Years ago, after he showed me around his lab, grumbling about being downsized to a smaller office, he took me out for sandwiches. All along the walk, he sung the praises of this particular pulled pork sandwich that I simply had to try, before I finally broke it to him that I didn’t eat meat. There was shock and dismay! Yet he still insisted on buying me a veggie burger while we talked about the life of an open ocean specialist. He seemed legitimately concerned that my lunch was, in fact, awful, and wouldn’t let the conversation go for too long before checking in on the state of my sandwich, asking if I’d changed my mind yet about the pulled pork. And you know what? I bet that pulled pork sandwich really was a thousand times better than my veggie burger…

After lunch we spent another couple of hours in his office, surrounded by all those jars and books, like monarchs surrounded by treasure. Even though I’d just started grad school, I felt like a colleague that day. I even remember disagreeing with him, and being so proud of that. I don’t remember exactly what we disagreed about, but he seemed genuinely amused by it. Like he’d finally succeeded in cracking my polite reserve and now the real fun would begin. He seemed to come alive with a good debate. It also says a lot about a senior scientist who can coax a new trainee into speaking their mind. It’s not easy, and it’s a rare gift that Richard possessed.
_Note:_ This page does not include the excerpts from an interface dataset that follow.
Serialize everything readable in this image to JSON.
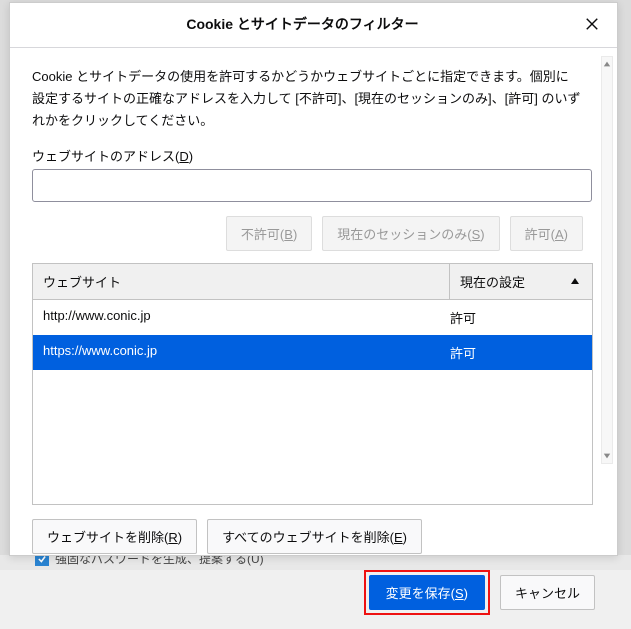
{
  "dialog": {
    "title": "Cookie とサイトデータのフィルター",
    "description": "Cookie とサイトデータの使用を許可するかどうかウェブサイトごとに指定できます。個別に設定するサイトの正確なアドレスを入力して [不許可]、[現在のセッションのみ]、[許可] のいずれかをクリックしてください。",
    "address_label_pre": "ウェブサイトのアドレス(",
    "address_label_key": "D",
    "address_label_post": ")",
    "address_value": "",
    "buttons": {
      "block_pre": "不許可(",
      "block_key": "B",
      "block_post": ")",
      "session_pre": "現在のセッションのみ(",
      "session_key": "S",
      "session_post": ")",
      "allow_pre": "許可(",
      "allow_key": "A",
      "allow_post": ")",
      "remove_pre": "ウェブサイトを削除(",
      "remove_key": "R",
      "remove_post": ")",
      "remove_all_pre": "すべてのウェブサイトを削除(",
      "remove_all_key": "E",
      "remove_all_post": ")",
      "save_pre": "変更を保存(",
      "save_key": "S",
      "save_post": ")",
      "cancel": "キャンセル"
    },
    "table": {
      "col_site": "ウェブサイト",
      "col_status": "現在の設定",
      "rows": [
        {
          "site": "http://www.conic.jp",
          "status": "許可",
          "selected": false
        },
        {
          "site": "https://www.conic.jp",
          "status": "許可",
          "selected": true
        }
      ]
    }
  },
  "backdrop": {
    "checkbox_text": "強固なパスワードを生成、提案する(U)"
  }
}
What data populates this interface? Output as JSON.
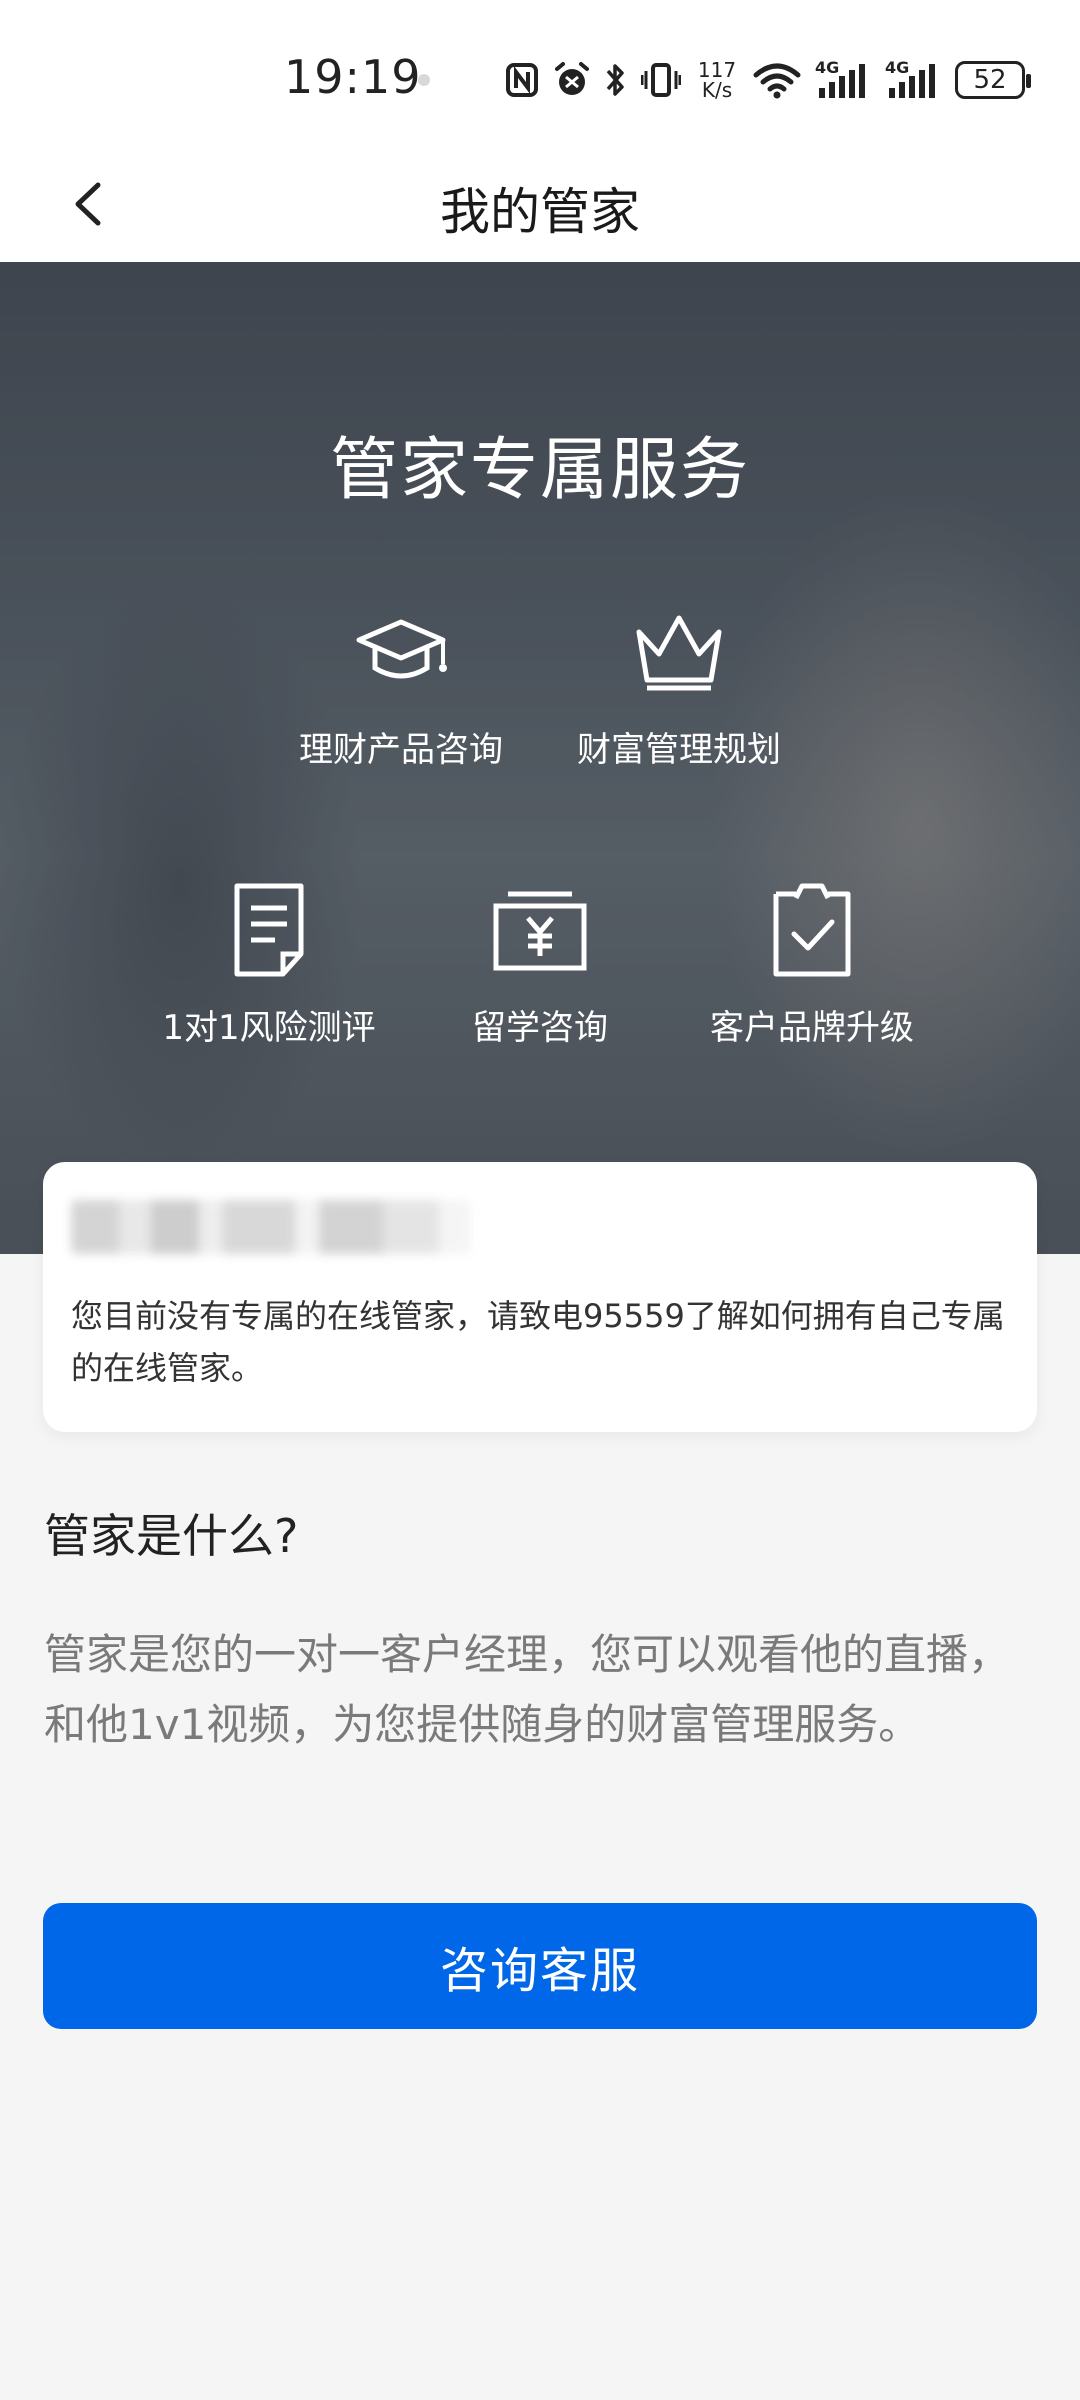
{
  "status_bar": {
    "time": "19:19",
    "speed_top": "117",
    "speed_bottom": "K/s",
    "net1": "4G",
    "net2": "4G",
    "battery": "52",
    "icons": [
      "nfc-icon",
      "alarm-icon",
      "bluetooth-icon",
      "vibrate-icon",
      "wifi-icon",
      "signal-icon",
      "signal-icon",
      "battery-icon"
    ]
  },
  "nav": {
    "title": "我的管家",
    "back_icon": "chevron-left-icon"
  },
  "hero": {
    "title": "管家专属服务",
    "features": [
      {
        "label": "理财产品咨询",
        "icon": "graduation-cap-icon"
      },
      {
        "label": "财富管理规划",
        "icon": "crown-icon"
      },
      {
        "label": "1对1风险测评",
        "icon": "document-icon"
      },
      {
        "label": "留学咨询",
        "icon": "yuan-card-icon"
      },
      {
        "label": "客户品牌升级",
        "icon": "clipboard-check-icon"
      }
    ]
  },
  "notice": {
    "text": "您目前没有专属的在线管家，请致电95559了解如何拥有自己专属的在线管家。"
  },
  "info": {
    "title": "管家是什么?",
    "body": "管家是您的一对一客户经理，您可以观看他的直播，和他1v1视频，为您提供随身的财富管理服务。"
  },
  "button": {
    "label": "咨询客服"
  },
  "colors": {
    "primary": "#0068e8",
    "background": "#f5f5f6"
  }
}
When it was time for me to leave, Richard loaded me up elbow to shoulder with old, invaluable monographs. Things that I could take home as I started my new career.

This is why the last few weeks have been full of reflection and joy and sadness. Richard passed away on March 22nd from cancer, and with him the world lost an amazing man, scientist, comb jelly lover, polyglot, chef extraordinaire, and sandwich connoisseur, in addition to husband, father of three, and devout Christian. He was a kind, cantankerous, adventurous soul. He helped me on my own scientific journey, not only by giving me the old crumbly monographs that still line my shelves, but by inspiring in me both wonder and courage. Thank you Richard, for the joy and awe you shared with me and the world.

You can read more about Richard’s amazing life and adventures at WHOI’s memorial site, here:

http://www.whoi.edu/page.do?pid=7735&tid=7802&id=252449

Donations in his name can be made to John Wesley United Methodist Church, 270 Gifford Street, Falmouth, MA 02540.

RR Helm (55 Posts)

RR Helm is a postdoc studying sea anemones and jellyfish at Woods Hole Oceanographic Institution.